“We start laughing around 3.5 to 4 months old; Scientists believe it is a way to build relationships, not necessarily as a response to something funny.”
This makes a lot of sense if you stop to think about laughter in relation to babies. We acquire the ability to laugh long before we acquire the capacity to speak words. Therefore, laughter serves as a means of communication and a bonding activity between a baby and its parent or, in cases like ours, its sibling. A parent gets a baby to laugh and then continues to do the behavior that illicits the laughter. In turn, the baby carries on laughing at the antics of the parent almost as a means of positive reinforcement.
The laughter of babies and what it might portray about the workings of babies’ brains is being studied by Birkbeck Babylab, a London based research group. The most popular post on their Baby Laughter project blog is the discussion of “should we tickle babies”. When it comes to tickling, something to consider is that the idea of tickling is not necessarily a pleasant experience for everyone. In fact, many adults do not enjoy being tickled and because babies cannot defend themselves, perhaps they shouldn’t be tickled. One theory about why we are ticklish is so that we are sensitive to bugs and small parasites that might crawl on our skin while we are asleep. A pretty creepy thought, I must say, but it certainly does help to explain the reason we wiggle and squirm away from the tickling. The researchers believe that babies, for the most part, do enjoy being tickled and actually probably see tickling as a game they can play with their favorite people. The researchers go on to suggest that babies can tell you by crying or squirming away when they have had enough. So, as long as we pay attention to their cues, tickling can be a fun way to trigger a baby’s laughter and reinforce that bond between parent and child.
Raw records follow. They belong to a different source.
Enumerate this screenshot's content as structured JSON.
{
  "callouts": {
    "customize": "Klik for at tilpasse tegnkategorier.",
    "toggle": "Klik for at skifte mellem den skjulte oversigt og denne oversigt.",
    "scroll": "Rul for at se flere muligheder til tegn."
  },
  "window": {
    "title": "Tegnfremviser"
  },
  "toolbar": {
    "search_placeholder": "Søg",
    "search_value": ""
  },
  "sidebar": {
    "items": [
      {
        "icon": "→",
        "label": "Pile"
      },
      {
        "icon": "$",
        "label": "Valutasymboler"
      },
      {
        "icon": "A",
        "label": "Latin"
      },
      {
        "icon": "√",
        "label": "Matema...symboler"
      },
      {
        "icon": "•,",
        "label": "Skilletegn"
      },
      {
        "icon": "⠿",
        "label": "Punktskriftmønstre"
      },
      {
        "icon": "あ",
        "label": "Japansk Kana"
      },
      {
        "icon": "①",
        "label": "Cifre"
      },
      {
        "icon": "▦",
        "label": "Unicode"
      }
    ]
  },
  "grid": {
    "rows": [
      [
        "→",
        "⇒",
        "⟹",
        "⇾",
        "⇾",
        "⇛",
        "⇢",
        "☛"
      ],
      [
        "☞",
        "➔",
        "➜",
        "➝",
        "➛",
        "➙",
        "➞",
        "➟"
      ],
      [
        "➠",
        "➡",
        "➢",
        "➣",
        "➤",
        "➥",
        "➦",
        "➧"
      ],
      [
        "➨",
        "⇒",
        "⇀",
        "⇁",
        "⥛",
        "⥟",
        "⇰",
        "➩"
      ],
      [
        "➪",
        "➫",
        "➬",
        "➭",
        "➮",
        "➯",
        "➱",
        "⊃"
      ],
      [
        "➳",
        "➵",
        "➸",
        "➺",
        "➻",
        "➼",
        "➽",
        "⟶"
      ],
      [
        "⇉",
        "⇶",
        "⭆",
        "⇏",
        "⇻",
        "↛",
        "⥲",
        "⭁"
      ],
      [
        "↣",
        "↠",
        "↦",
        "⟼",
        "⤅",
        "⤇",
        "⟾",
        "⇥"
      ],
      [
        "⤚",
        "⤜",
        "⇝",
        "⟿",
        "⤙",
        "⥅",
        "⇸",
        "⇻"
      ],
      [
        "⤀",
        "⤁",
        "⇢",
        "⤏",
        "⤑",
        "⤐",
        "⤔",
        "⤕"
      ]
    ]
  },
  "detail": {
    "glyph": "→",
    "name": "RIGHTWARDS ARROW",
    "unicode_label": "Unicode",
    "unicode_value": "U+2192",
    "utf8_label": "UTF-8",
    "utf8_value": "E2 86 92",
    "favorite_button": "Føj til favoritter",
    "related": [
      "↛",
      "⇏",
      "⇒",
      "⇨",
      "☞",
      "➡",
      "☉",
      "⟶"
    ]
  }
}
Rigby sure does seem to enjoy it and, as I mentioned in his four month update, I find it to be one of the cutest things I’ve ever witnessed!